Egyptians attributed coral to the goddess Isis. Romans believed it came from Venus. From ancient times, women have worn coral amulets in order to protect against misfortune and infertility. Coral amulets protect pregnant women and children in particular.
Opal was always synonymous with faithfulness and hope. The only place where the stone did not have quite such a positive reputation was in countries where Romanic languages were spoken. This is most certainly due to the fact that the stone is relatively brittle and can shatter if there are sudden temperature changes or sharp impact.
Even Ancient Greeks knew that diamonds, which they named Adamas (the invincible), are the most powerful of all gemstones in the fight against evil. People wearing diamonds appeared more difficult to vanquish. In addition, this sparkling jack of all trades protects against fear, wile, lies, deceit, rage, drunkenness and madness. They can also help women protect their partner’s attraction and can also lend men a more modest demeanor.
Pearls are the perfect symbols of purity, innocence and love. The Chinese imbibed crushed pearls when they were lovesick. People should not be frightened away from owning pearls by the occasional recurrence of the claim that these maritime jewels symbolize tears. Napoleon once interpreted the sentence as follows: “They most certainly do, Madame, at least for those women who do not possess any!”
Even the Christian church used the stones in order to ward off pagan magic.
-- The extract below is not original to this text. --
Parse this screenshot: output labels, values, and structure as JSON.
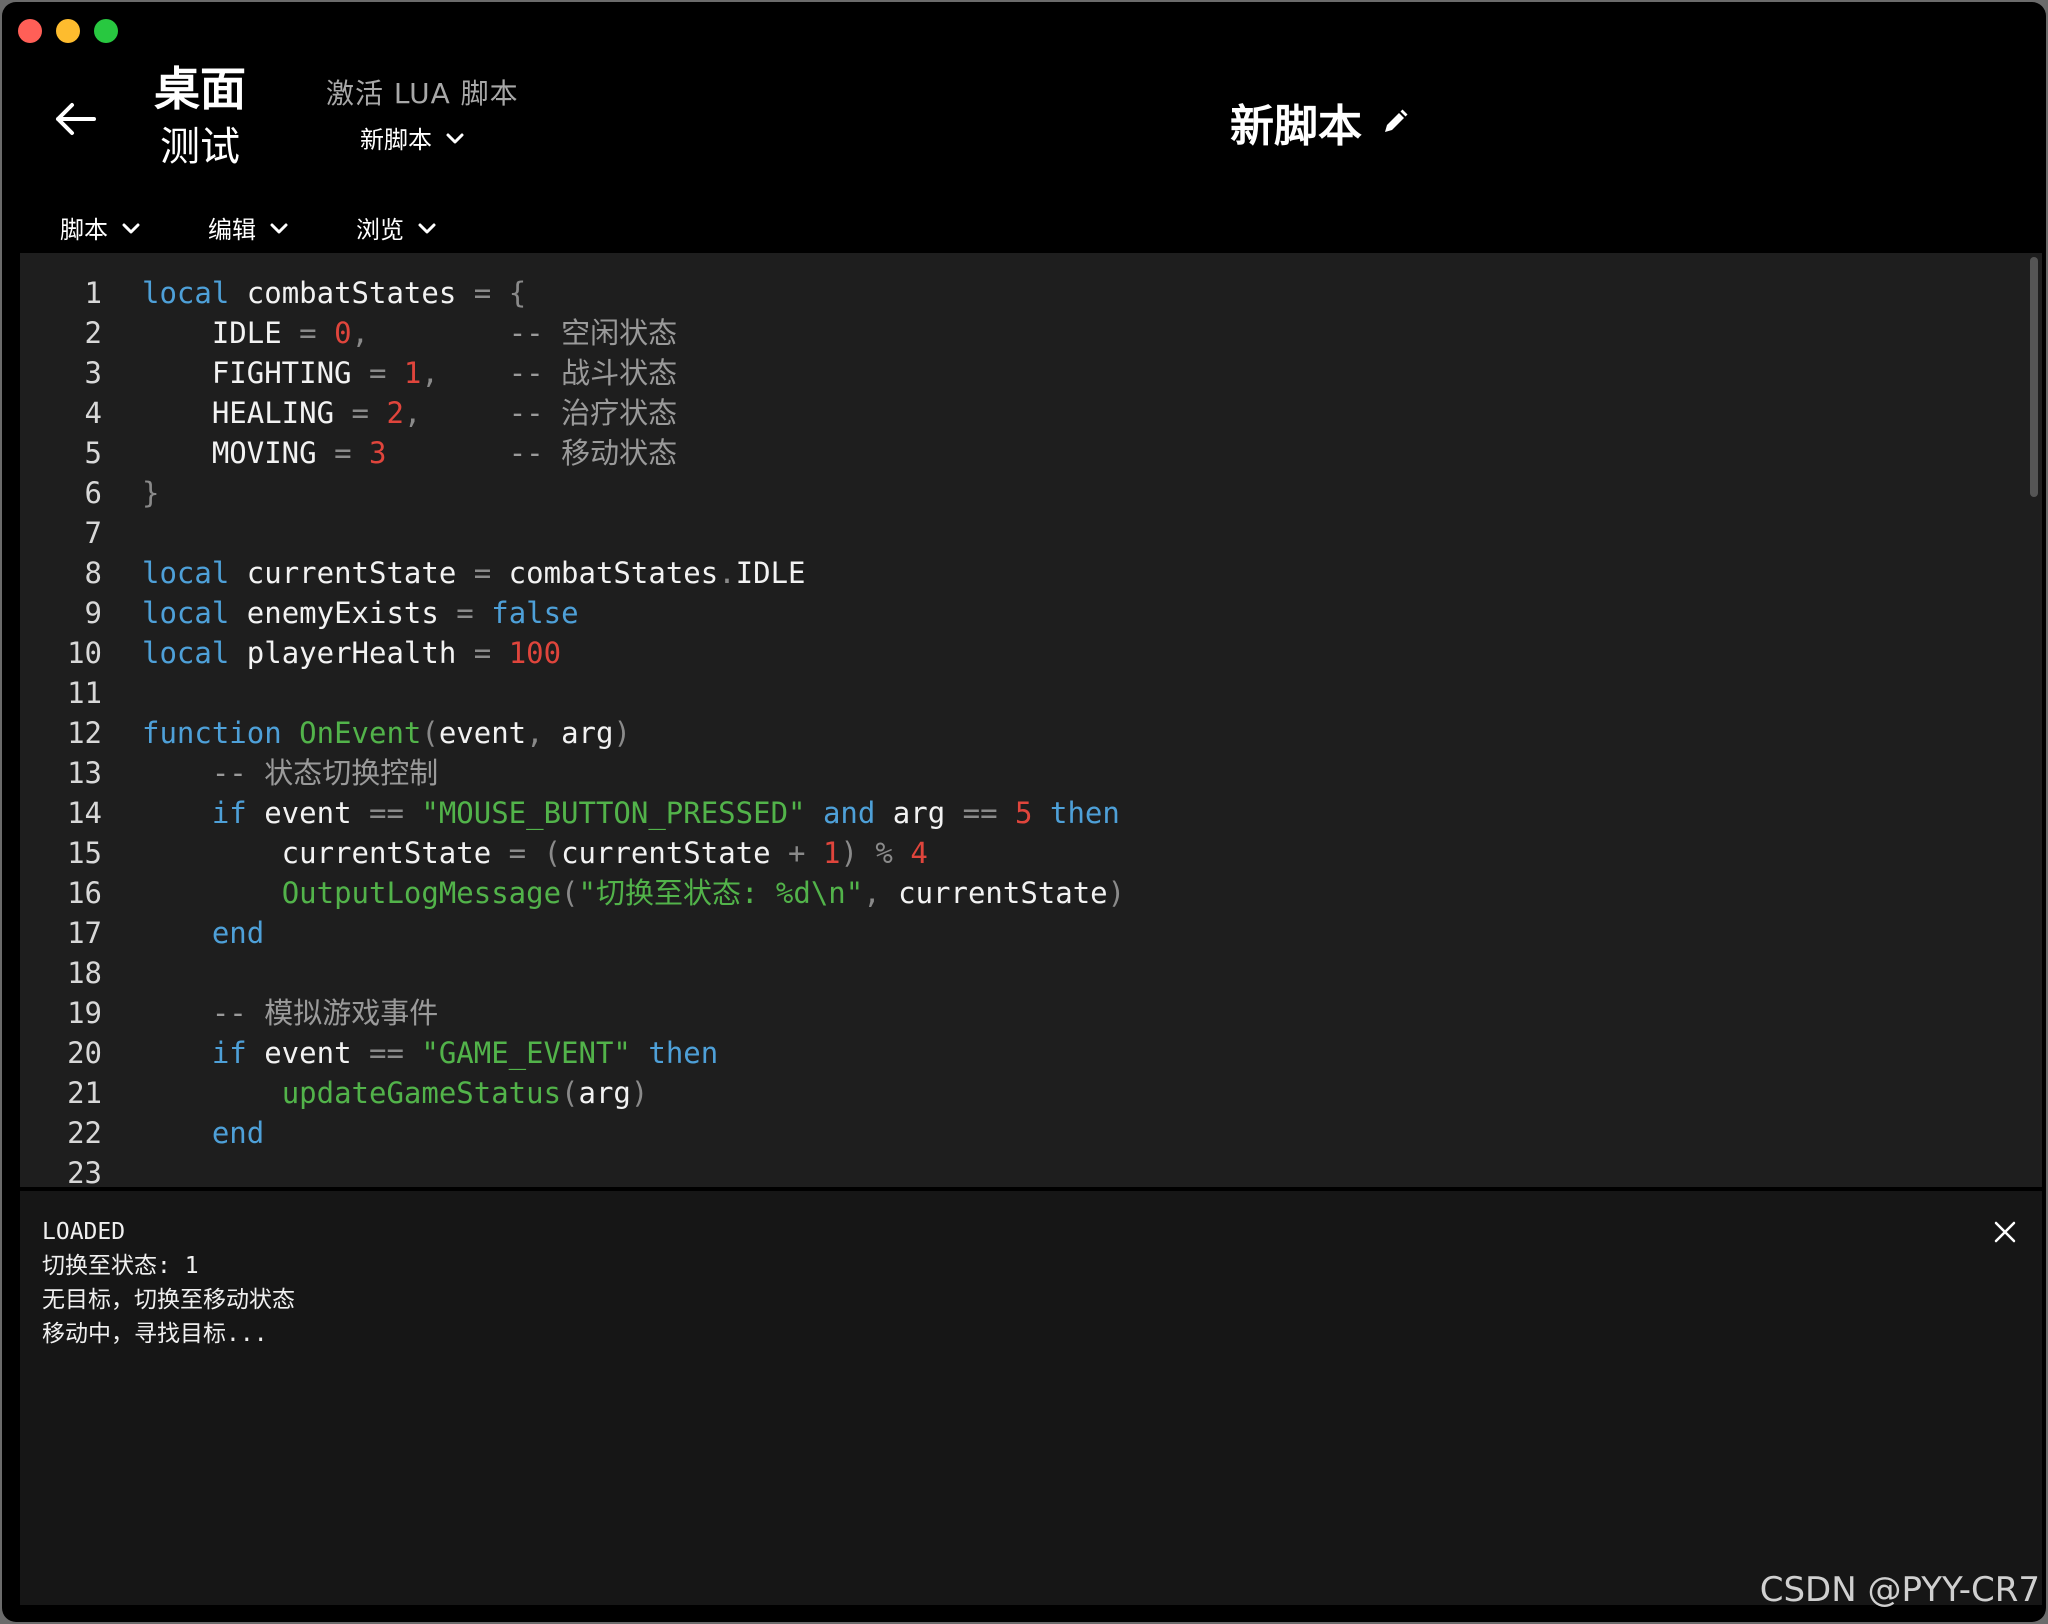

For example, the emerald was made the stone of the Holy Spirit, as it illuminates people according to Christian faith. The amethyst became the symbol for the Holy Mass and was often used as a sparkling, solitary stone on Mass goblets.
The latest variation in our times is the high-vaulted thesis according to certain scientists that ground gemstones enhance the effects of lotions and crèmes. Gemstones have been used for a long time in eye shadow, makeup and powder as little tricks. Micro-fine, ground particles of turquoise or opal ensure that small unevenness is less visible due to the reflection of light. The skin appears smoother and more even than it in actual fact is.
Tourmaline and malachite are said to protect the outermost layer of skin against the penetration of bacteria and also to speed up the production of collagen and elastin fibers. Gemstones have also been used traditionally in dermatology, as it has anti-inflammatory effects and is a perfect carrier medium for active medical agents. This is at least the opinion of the dermatologist Dr. Hans-Peter Schoppelrey from Munich. Cosmetic firms tend to explain the effects on the basis of the energy inherent to gemstones, which one must imagine to be an interaction of color, light and oscillation that can develop its positive effects in cosmetic products also. When ground to form tiny particles, for example, diamonds are perfect for extremely gentle exfoliation, says Dr. George Cloca. He claims that the structure of the skin is improved, blood circulation is better and that small pigment stains and tiny wrinkles have disappeared after micro-exfoliation with diamond. Copper, found for example in green malachite, is important in numerous metabolic processes that are important for our appearance.
The cosmetics industry also hopes to keep the skin looking young using pearl extracts. In addition to important amino acids, pearls contain mineral substances that are seen as significant building blocks for the skin. Fine pearl dust is said to speed up the body’s own production of collagen, which provides cushioning from the inside for wrinkles. Is it all just delusion? After all, science is familiar with the effects of placebos. But whatever it is, the attraction of becoming acquainted with and discovering age-old and often long forgotten practices is what exerts the pull.